Power was down, water lines were spewing water in the streets, which had buckled in many spots. But still, since the news was reporting the Richter scale of this quake to be 6.3, we figured it would be much less damage than a September quake, which was 7.1. How wrong we were! Earthquake lesson: It is not just the score on the Richter scale that determines the severity of quake damage but its "acceleration" rate ― how close to the surface is it. This was very close and very damaging.

It was apparent that we were not going to be picked up and returned to our conference. So we decided to walk back into town, a journey ― in suit and uncomfortable shoes ― of about four miles. (I realize now that I have little to complain about considering the death and destruction wrought by this quake — at press time, the death toll had risen to 144.)

One of our group was former New Zealand Prime Minister James Bolger, who was recognized all along the road. Another in our group was just-retired U.S. Senator Evan Bayh. He knew his wife had been on the 13th floor of our hotel and was worried about her. As it turned out, she was able to get out of the building, but had walked only a short distance when a wall fell on a woman only a few feet in front of her, crushing and killing her. Susan was saved in part by another tourist who pushed her out of the way.

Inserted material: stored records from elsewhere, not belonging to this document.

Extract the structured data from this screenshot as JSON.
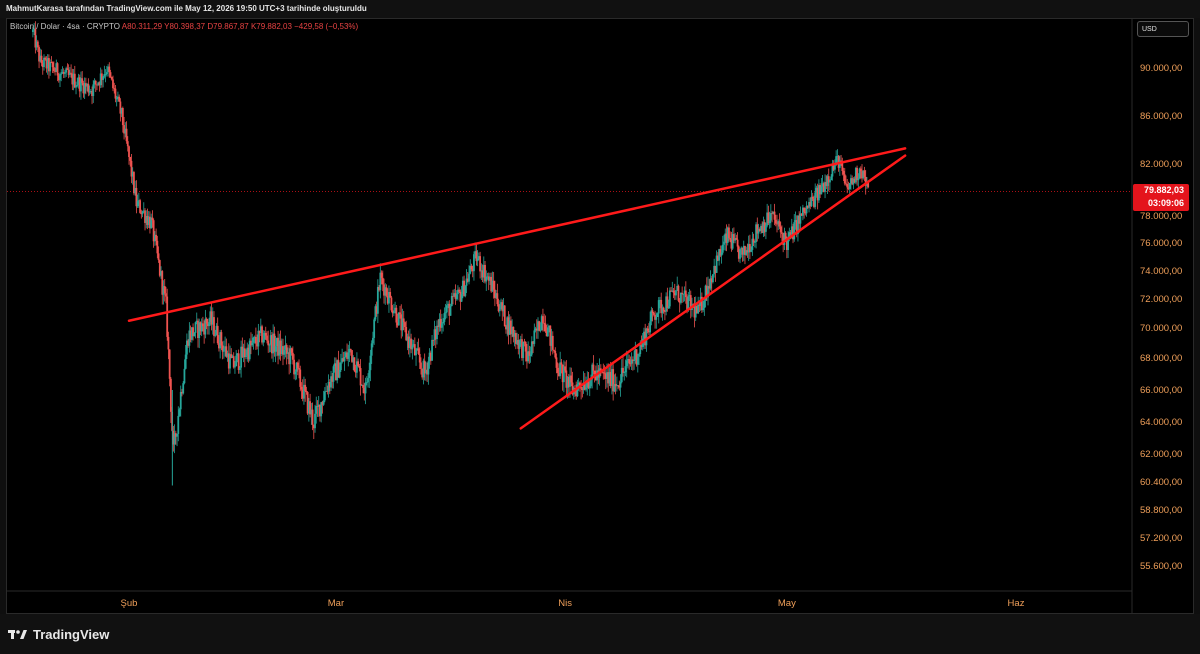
{
  "header": {
    "title": "MahmutKarasa tarafından TradingView.com ile May 12, 2026 19:50 UTC+3 tarihinde oluşturuldu"
  },
  "legend": {
    "symbol": "Bitcoin / Dolar · 4sa · CRYPTO",
    "open_label": "A",
    "open": "80.311,29",
    "high_label": "Y",
    "high": "80.398,37",
    "low_label": "D",
    "low": "79.867,87",
    "close_label": "K",
    "close": "79.882,03",
    "change": "−429,58 (−0,53%)"
  },
  "currency": "USD",
  "price_tag": {
    "price": "79.882,03",
    "countdown": "03:09:06",
    "color": "#e4141c"
  },
  "branding": {
    "name": "TradingView"
  },
  "colors": {
    "up": "#26a69a",
    "down": "#ef5350",
    "trendline": "#ff1a1a",
    "axis_text": "#f0a05a"
  },
  "chart_data": {
    "type": "candlestick",
    "y_ticks": [
      90000,
      86000,
      82000,
      78000,
      76000,
      74000,
      72000,
      70000,
      68000,
      66000,
      64000,
      62000,
      60400,
      58800,
      57200,
      55600
    ],
    "y_tick_labels": [
      "90.000,00",
      "86.000,00",
      "82.000,00",
      "78.000,00",
      "76.000,00",
      "74.000,00",
      "72.000,00",
      "70.000,00",
      "68.000,00",
      "66.000,00",
      "64.000,00",
      "62.000,00",
      "60.400,00",
      "58.800,00",
      "57.200,00",
      "55.600,00"
    ],
    "x_ticks": [
      "2026-02-01",
      "2026-03-01",
      "2026-04-01",
      "2026-05-01",
      "2026-06-01"
    ],
    "x_tick_labels": [
      "Şub",
      "Mar",
      "Nis",
      "May",
      "Haz"
    ],
    "x_range": [
      "2026-01-18",
      "2026-06-06"
    ],
    "last_price": 79882.03,
    "key_points": [
      {
        "date": "2026-01-19",
        "price": 93000
      },
      {
        "date": "2026-01-20",
        "price": 90500
      },
      {
        "date": "2026-01-23",
        "price": 89500
      },
      {
        "date": "2026-01-27",
        "price": 88200
      },
      {
        "date": "2026-01-29",
        "price": 90000
      },
      {
        "date": "2026-01-31",
        "price": 86000
      },
      {
        "date": "2026-02-02",
        "price": 79000
      },
      {
        "date": "2026-02-04",
        "price": 77500
      },
      {
        "date": "2026-02-06",
        "price": 71500
      },
      {
        "date": "2026-02-07",
        "price": 62000
      },
      {
        "date": "2026-02-09",
        "price": 69500
      },
      {
        "date": "2026-02-12",
        "price": 70500
      },
      {
        "date": "2026-02-15",
        "price": 67500
      },
      {
        "date": "2026-02-19",
        "price": 69500
      },
      {
        "date": "2026-02-23",
        "price": 68000
      },
      {
        "date": "2026-02-26",
        "price": 64000
      },
      {
        "date": "2026-02-28",
        "price": 66500
      },
      {
        "date": "2026-03-03",
        "price": 68500
      },
      {
        "date": "2026-03-05",
        "price": 66000
      },
      {
        "date": "2026-03-07",
        "price": 73500
      },
      {
        "date": "2026-03-10",
        "price": 70000
      },
      {
        "date": "2026-03-13",
        "price": 67000
      },
      {
        "date": "2026-03-15",
        "price": 70500
      },
      {
        "date": "2026-03-18",
        "price": 72500
      },
      {
        "date": "2026-03-20",
        "price": 75000
      },
      {
        "date": "2026-03-22",
        "price": 73000
      },
      {
        "date": "2026-03-24",
        "price": 70500
      },
      {
        "date": "2026-03-27",
        "price": 68000
      },
      {
        "date": "2026-03-29",
        "price": 71000
      },
      {
        "date": "2026-03-31",
        "price": 67500
      },
      {
        "date": "2026-04-02",
        "price": 66000
      },
      {
        "date": "2026-04-05",
        "price": 67000
      },
      {
        "date": "2026-04-08",
        "price": 66500
      },
      {
        "date": "2026-04-11",
        "price": 68500
      },
      {
        "date": "2026-04-13",
        "price": 71000
      },
      {
        "date": "2026-04-16",
        "price": 72500
      },
      {
        "date": "2026-04-19",
        "price": 71000
      },
      {
        "date": "2026-04-21",
        "price": 74000
      },
      {
        "date": "2026-04-23",
        "price": 76500
      },
      {
        "date": "2026-04-25",
        "price": 75000
      },
      {
        "date": "2026-04-27",
        "price": 77000
      },
      {
        "date": "2026-04-29",
        "price": 78000
      },
      {
        "date": "2026-05-01",
        "price": 76000
      },
      {
        "date": "2026-05-03",
        "price": 78000
      },
      {
        "date": "2026-05-05",
        "price": 79500
      },
      {
        "date": "2026-05-07",
        "price": 81500
      },
      {
        "date": "2026-05-08",
        "price": 82400
      },
      {
        "date": "2026-05-09",
        "price": 80000
      },
      {
        "date": "2026-05-10",
        "price": 80800
      },
      {
        "date": "2026-05-11",
        "price": 81800
      },
      {
        "date": "2026-05-12",
        "price": 79882
      }
    ],
    "trendlines": [
      {
        "name": "upper",
        "from": {
          "date": "2026-02-01",
          "price": 70500
        },
        "to": {
          "date": "2026-05-17",
          "price": 83300
        }
      },
      {
        "name": "lower",
        "from": {
          "date": "2026-03-26",
          "price": 63600
        },
        "to": {
          "date": "2026-05-17",
          "price": 82700
        }
      }
    ]
  }
}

When we reached downtown we found we were blocked from entering the city center where our hotel was located. So we walked half a block to the Christchurch Art Gallery where Civil Defense was already gathered and a command post had been set up. We could see down the streets into the city center, and it was obvious this was a truly horrific event. Buildings had collapsed, rubble completely filled the streets, fires were sprouting everywhere, people were walking around dazed, and more and more ambulances, fire trucks and other emergency vehicles kept racing past. The civil defense personnel confirmed to PM Bolger that this was a much, much more catastrophic event than the last quake.

Meanwhile, as we were standing around at the art gallery, who should walk by but Bolger's former trade minister, Philip Burdon, walking back from a dentist appointment. After a chat with Bolger, Burdon invited us all back to his flat until we could get this "all tidied up" ― which I discovered is a favorite Kiwi understatement.

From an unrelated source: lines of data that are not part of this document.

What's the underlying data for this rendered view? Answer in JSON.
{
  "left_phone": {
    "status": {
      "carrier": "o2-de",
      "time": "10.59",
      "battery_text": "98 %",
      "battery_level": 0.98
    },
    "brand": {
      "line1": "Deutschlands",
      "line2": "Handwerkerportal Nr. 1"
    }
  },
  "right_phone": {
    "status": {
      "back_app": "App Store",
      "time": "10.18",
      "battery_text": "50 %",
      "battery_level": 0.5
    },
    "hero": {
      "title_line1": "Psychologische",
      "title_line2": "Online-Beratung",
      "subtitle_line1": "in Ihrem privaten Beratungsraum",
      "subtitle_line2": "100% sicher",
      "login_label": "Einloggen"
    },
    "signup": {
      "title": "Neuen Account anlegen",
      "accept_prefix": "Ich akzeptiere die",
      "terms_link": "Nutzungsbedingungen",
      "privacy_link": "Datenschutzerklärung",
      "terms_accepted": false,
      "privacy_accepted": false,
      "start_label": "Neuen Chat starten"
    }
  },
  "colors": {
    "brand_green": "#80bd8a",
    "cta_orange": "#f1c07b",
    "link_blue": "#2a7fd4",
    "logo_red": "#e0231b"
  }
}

As we were walking back, Burdon asked what I was going to do and added that he was going to head for his “country bungalow” in South Canterbury. I mentioned that I was supposed to have dinner in Christchurch that evening with John and Ro Acland, two old friends of mine. "John and Ro?" he said with familiarity. "Well, you will just have to drive down with me to Geraldine and we will all have dinner together tonight down there since they can't get to Christchurch."